EXERCISE REQUIREMENTS: For the records that follow, say how many lines have the word "sprig" in them. Write the number and nothing more.

======== EXTRACTED INFORMATION

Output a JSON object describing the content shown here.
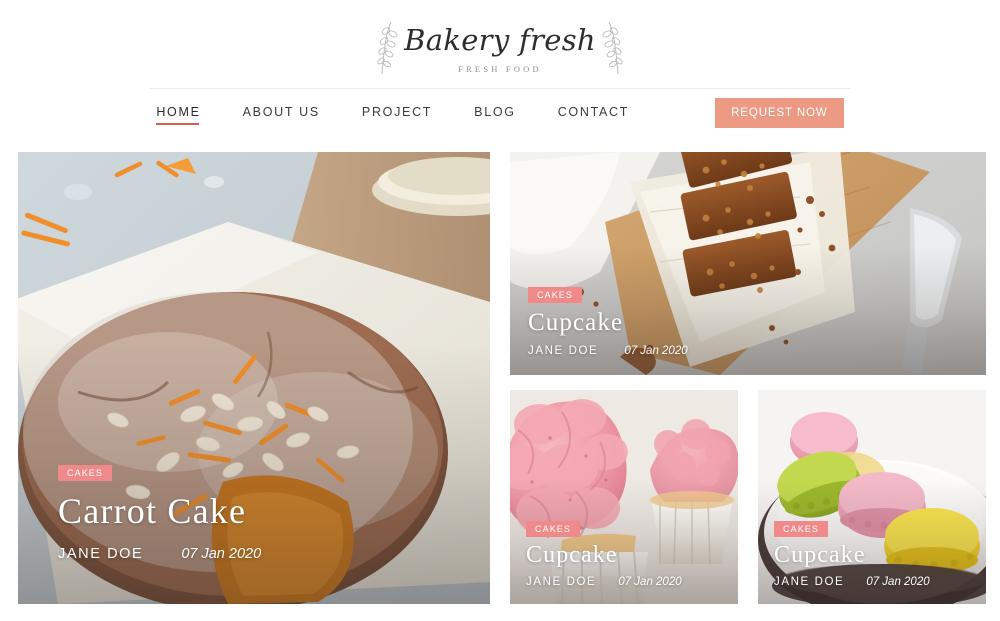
{
  "header": {
    "logo_script": "Bakery fresh",
    "logo_subtitle": "FRESH FOOD",
    "logo_sprig_left": "leaf-sprig-icon",
    "logo_sprig_right": "leaf-sprig-icon"
  },
  "nav": {
    "items": [
      {
        "label": "HOME",
        "active": true
      },
      {
        "label": "ABOUT US",
        "active": false
      },
      {
        "label": "PROJECT",
        "active": false
      },
      {
        "label": "BLOG",
        "active": false
      },
      {
        "label": "CONTACT",
        "active": false
      }
    ],
    "cta_label": "REQUEST NOW",
    "cta_color": "#ec9a84",
    "active_underline_color": "#d35f52"
  },
  "colors": {
    "badge": "#f08a8a",
    "accent": "#ec9a84",
    "text_dark": "#3b3b3b",
    "page_background": "#ffffff",
    "divider": "#ececec"
  },
  "cards": [
    {
      "id": "hero",
      "badge": "CAKES",
      "title": "Carrot Cake",
      "author": "JANE DOE",
      "date": "07 Jan 2020",
      "image_alt": "carrot-cake-with-powdered-sugar-and-almond-flakes"
    },
    {
      "id": "top-right",
      "badge": "CAKES",
      "title": "Cupcake",
      "author": "JANE DOE",
      "date": "07 Jan 2020",
      "image_alt": "granola-bars-on-parchment-with-knife"
    },
    {
      "id": "bottom-left",
      "badge": "CAKES",
      "title": "Cupcake",
      "author": "JANE DOE",
      "date": "07 Jan 2020",
      "image_alt": "pink-frosted-cupcakes"
    },
    {
      "id": "bottom-right",
      "badge": "CAKES",
      "title": "Cupcake",
      "author": "JANE DOE",
      "date": "07 Jan 2020",
      "image_alt": "colorful-macarons-on-white-dish"
    }
  ]
}
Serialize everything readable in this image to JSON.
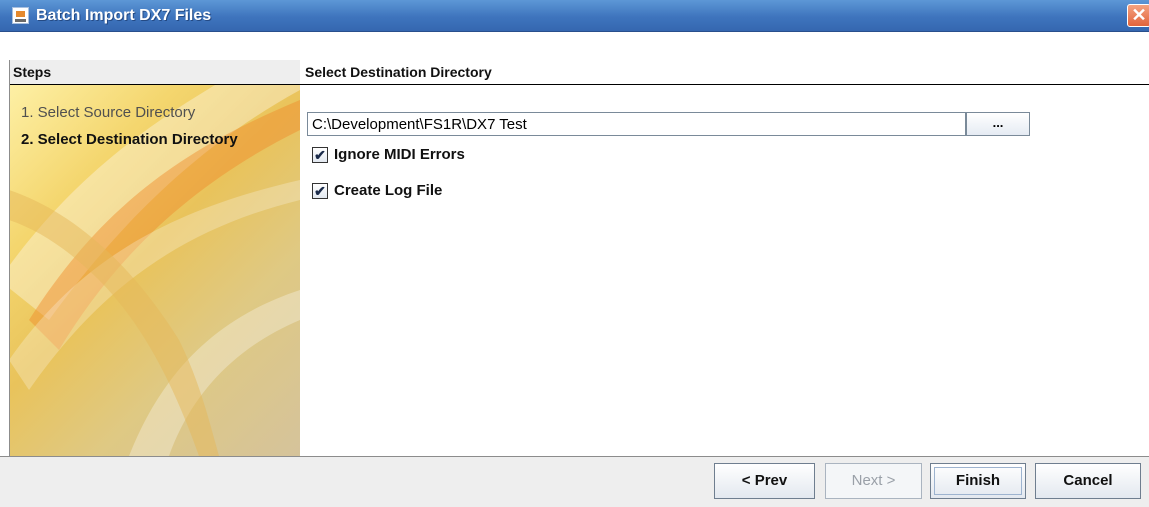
{
  "window": {
    "title": "Batch Import DX7 Files",
    "close_glyph": "✕"
  },
  "steps": {
    "header": "Steps",
    "items": [
      {
        "label": "1. Select Source Directory"
      },
      {
        "label": "2. Select Destination Directory"
      }
    ]
  },
  "destination": {
    "header": "Select Destination Directory",
    "path_value": "C:\\Development\\FS1R\\DX7 Test",
    "browse_label": "..."
  },
  "options": {
    "ignore_midi_errors": {
      "label": "Ignore MIDI Errors",
      "checked": true,
      "mark": "✔"
    },
    "create_log_file": {
      "label": "Create Log File",
      "checked": true,
      "mark": "✔"
    }
  },
  "buttons": {
    "prev": "< Prev",
    "next": "Next >",
    "finish": "Finish",
    "cancel": "Cancel"
  }
}
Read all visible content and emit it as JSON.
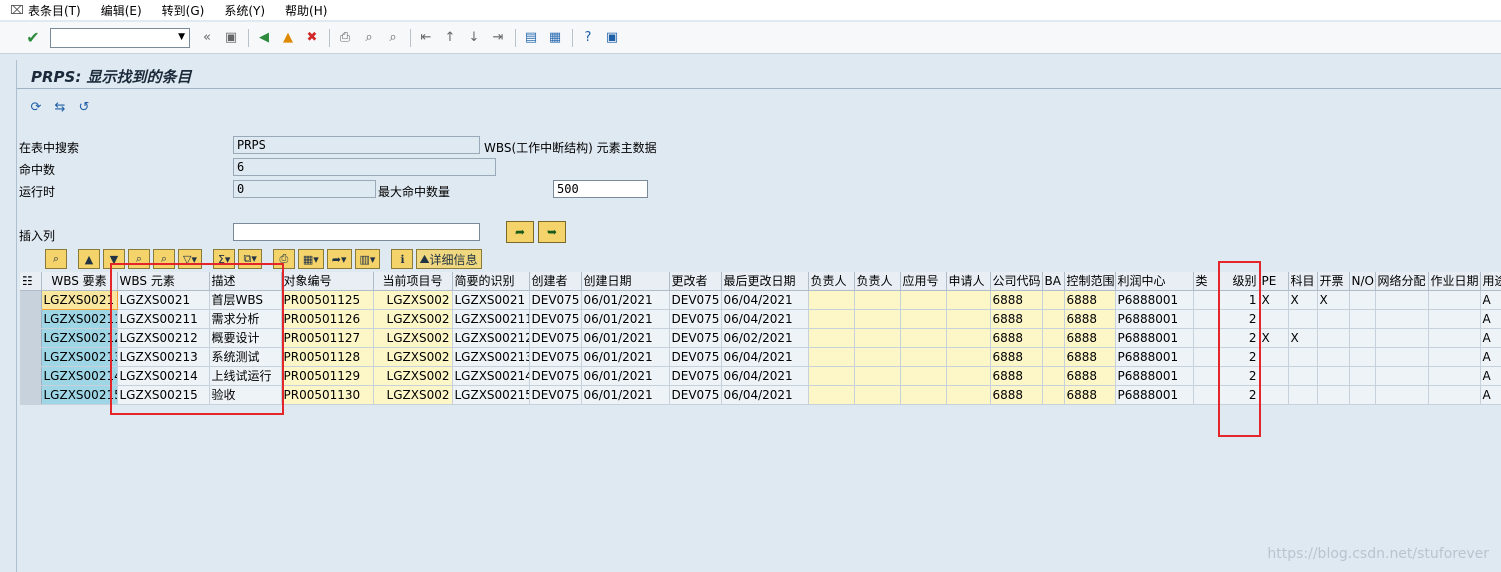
{
  "menu": {
    "items": [
      "表条目(T)",
      "编辑(E)",
      "转到(G)",
      "系统(Y)",
      "帮助(H)"
    ]
  },
  "window": {
    "title": "PRPS: 显示找到的条目"
  },
  "fields": {
    "search_table_label": "在表中搜索",
    "search_table_value": "PRPS",
    "search_table_desc": "WBS(工作中断结构) 元素主数据",
    "hits_label": "命中数",
    "hits_value": "6",
    "runtime_label": "运行时",
    "runtime_value": "0",
    "max_hits_label": "最大命中数量",
    "max_hits_value": "500",
    "insert_col_label": "插入列",
    "insert_col_value": ""
  },
  "grid_toolbar": {
    "detail_label": "详细信息"
  },
  "table": {
    "columns": [
      "WBS 要素",
      "WBS 元素",
      "描述",
      "对象编号",
      "当前项目号",
      "简要的识别",
      "创建者",
      "创建日期",
      "更改者",
      "最后更改日期",
      "负责人",
      "负责人",
      "应用号",
      "申请人",
      "公司代码",
      "BA",
      "控制范围",
      "利润中心",
      "类",
      "级别",
      "PE",
      "科目",
      "开票",
      "N/O",
      "网络分配",
      "作业日期",
      "用途"
    ],
    "rows": [
      [
        "LGZXS0021",
        "LGZXS0021",
        "首层WBS",
        "PR00501125",
        "LGZXS002",
        "LGZXS0021",
        "DEV075",
        "06/01/2021",
        "DEV075",
        "06/04/2021",
        "",
        "",
        "",
        "",
        "6888",
        "",
        "6888",
        "P6888001",
        "",
        "1",
        "X",
        "X",
        "X",
        "",
        "",
        "",
        "A"
      ],
      [
        "LGZXS00211",
        "LGZXS00211",
        "需求分析",
        "PR00501126",
        "LGZXS002",
        "LGZXS00211",
        "DEV075",
        "06/01/2021",
        "DEV075",
        "06/04/2021",
        "",
        "",
        "",
        "",
        "6888",
        "",
        "6888",
        "P6888001",
        "",
        "2",
        "",
        "",
        "",
        "",
        "",
        "",
        "A"
      ],
      [
        "LGZXS00212",
        "LGZXS00212",
        "概要设计",
        "PR00501127",
        "LGZXS002",
        "LGZXS00212",
        "DEV075",
        "06/01/2021",
        "DEV075",
        "06/02/2021",
        "",
        "",
        "",
        "",
        "6888",
        "",
        "6888",
        "P6888001",
        "",
        "2",
        "X",
        "X",
        "",
        "",
        "",
        "",
        "A"
      ],
      [
        "LGZXS00213",
        "LGZXS00213",
        "系统测试",
        "PR00501128",
        "LGZXS002",
        "LGZXS00213",
        "DEV075",
        "06/01/2021",
        "DEV075",
        "06/04/2021",
        "",
        "",
        "",
        "",
        "6888",
        "",
        "6888",
        "P6888001",
        "",
        "2",
        "",
        "",
        "",
        "",
        "",
        "",
        "A"
      ],
      [
        "LGZXS00214",
        "LGZXS00214",
        "上线试运行",
        "PR00501129",
        "LGZXS002",
        "LGZXS00214",
        "DEV075",
        "06/01/2021",
        "DEV075",
        "06/04/2021",
        "",
        "",
        "",
        "",
        "6888",
        "",
        "6888",
        "P6888001",
        "",
        "2",
        "",
        "",
        "",
        "",
        "",
        "",
        "A"
      ],
      [
        "LGZXS00215",
        "LGZXS00215",
        "验收",
        "PR00501130",
        "LGZXS002",
        "LGZXS00215",
        "DEV075",
        "06/01/2021",
        "DEV075",
        "06/04/2021",
        "",
        "",
        "",
        "",
        "6888",
        "",
        "6888",
        "P6888001",
        "",
        "2",
        "",
        "",
        "",
        "",
        "",
        "",
        "A"
      ]
    ]
  },
  "watermark": "https://blog.csdn.net/stuforever"
}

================

RESPONSE TO THIS TASK: 2